Even though Sam Wilson’s comic book powers and back story have always been a bit convoluted over the years (he was even a mutant for awhile), writer Rick Remender sidesteps a lot of that in this first issue, giving us just the important character beats from his origin. For example, Sam’s father who was a preacher in Harlem who was murdered, causing a young Sam Wilson to lose hope, before finding it again fighting alongside Steve Rogers. Remender skips the whole “Red Skull/Cosmic Cube/sees through the eyes of millions of birds” aspects of his origin, which is for the best. The movie showed us all you need for a cool Sam Wilson is a pair of artificial wings and a lot of maneuverability, and the comic gives us just that, even if his old bird pal Redwing is there.
CAPTAIN AMERICA AND THE MIGHTY AVENGERS #1
by Doug Zawisza, Reviewer |
[Spoiler Alert: The following review contains potential spoilers for "Avengers & X-Men: AXIS" #4.]
Writer Al Ewing returns to chronicle the adventures of the localized Avengers team in "Captain America and the Mighty Avengers" #1. The roster hasn't changed much (yet) aside from Falcon now wearing the uniform of Captain America in this Luke Ross drawn comic book.
Of note is the fact that this comic book boasts the "AXIS" tie-in banner, whereas the main "All-New Captain America" series does not. The writer of "AXIS," Rick Remender, also writes the main Cap title, which makes for an interesting choice to empower Ewing to handle the direct effects of "Avengers & X-Men: AXIS" as it applies to Sam Wilson and company. Following the Inversion Spell, Wilson is a hard-edged hero determined to take extreme measures, if necessary, in order to keep his country safe.
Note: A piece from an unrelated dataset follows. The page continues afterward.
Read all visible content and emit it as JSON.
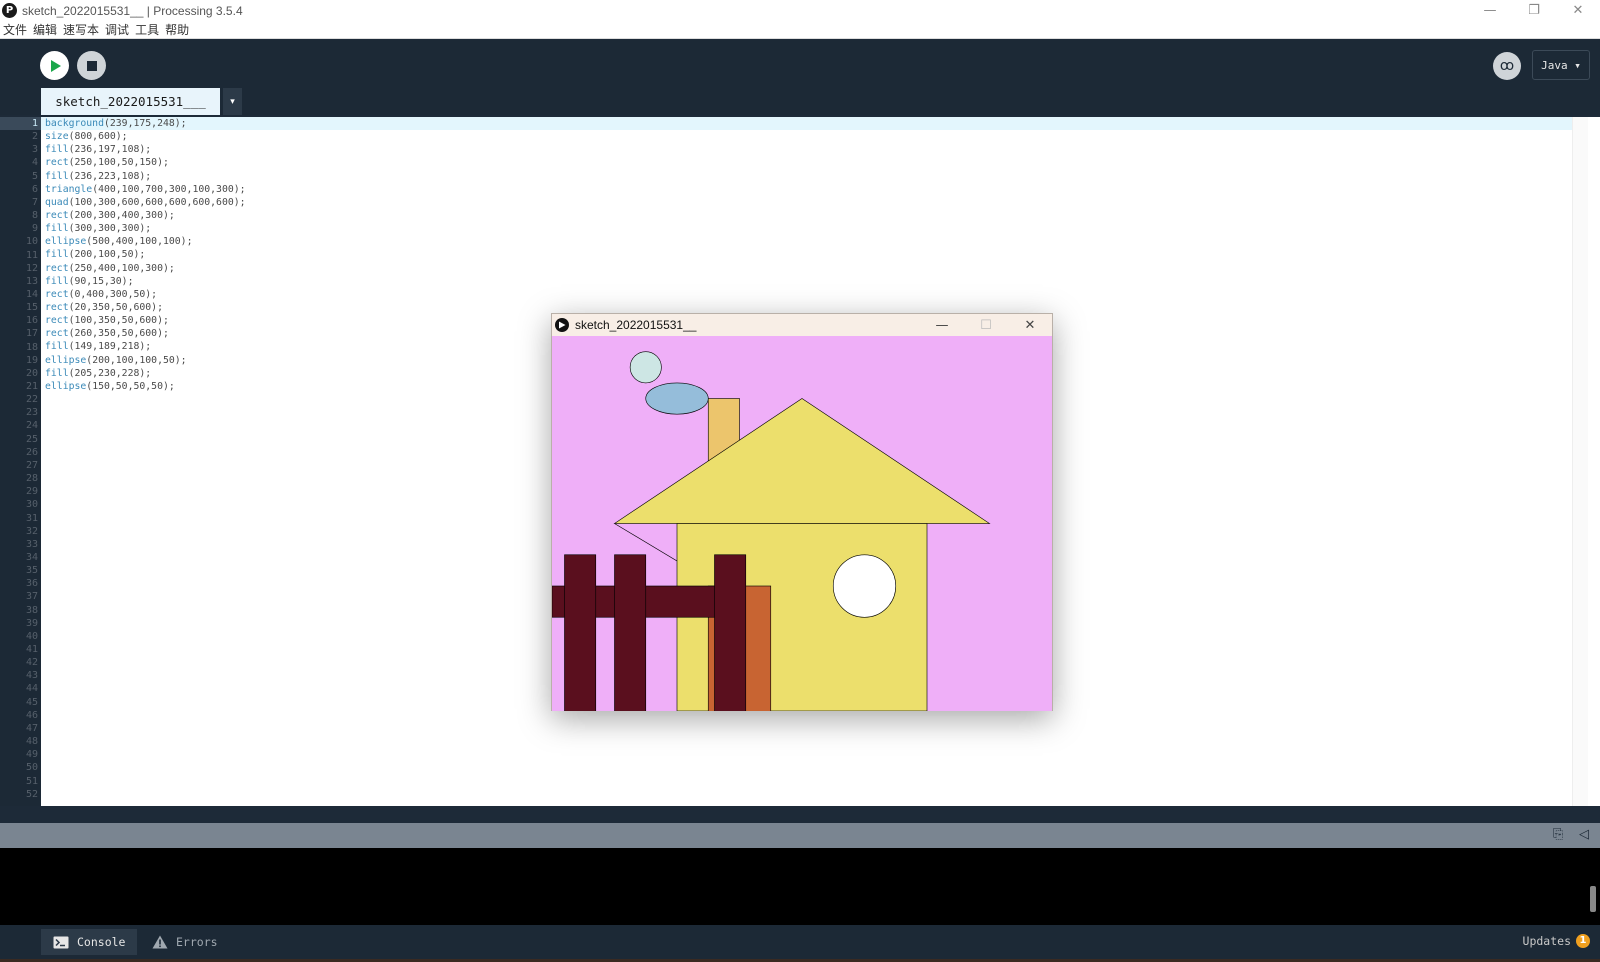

Ewing drives the story in "Captain America & the Mighty Avengers" #1 from this angle, giving FalCap the lion's share of page and panel. The Plunderer has been affected by World War Hate and the after effects of the Inversion, which is the action keeping "Captain America & the Mighty Avengers" #1 afloat. Ewing even manages to provide a wink and a nod to readers and comic fans by naming one of the Plunderer's corporate pirate crew Terry.
Some of the other members of the Mighty Avengers make appearances, but the most noteworthy is a rather comical exchange between Luke Cage and a very non-inverted Spider-Man. That exchange is handled in a nine-panel grid, which affords both writer and artist ample opportunity to charm readers. Luke Ross handles a wide array of interactions quite nicely, but his characters are tight and robotic. "Captain America & the Mighty Avengers" #1 has lots of maniacal grins that make my jaw ache just looking at them, further compounding the stiffness of several characters. The Spider-Man/Cage exchange showcases a fine sample of Ross' ability to draw more limber characters and Ross' insertion of detail throughout this comic is very good.
Rachelle Rosenberg's atmospheric colors transform Luke Ross' photo-influenced cityscape backgrounds to brightly colored cutouts, which works in contrast with Ross' otherwise clinical approach to superheroes. Sam's uniform is brighter blue here than anywhere else to this point, which visually keeps it more in line with the classic Steve Rogers' version. Cory Petit is on task with the letters, keeping a very similar appearance to the other caption boxes used throughout the recent appearances of the "all-new" Captain America.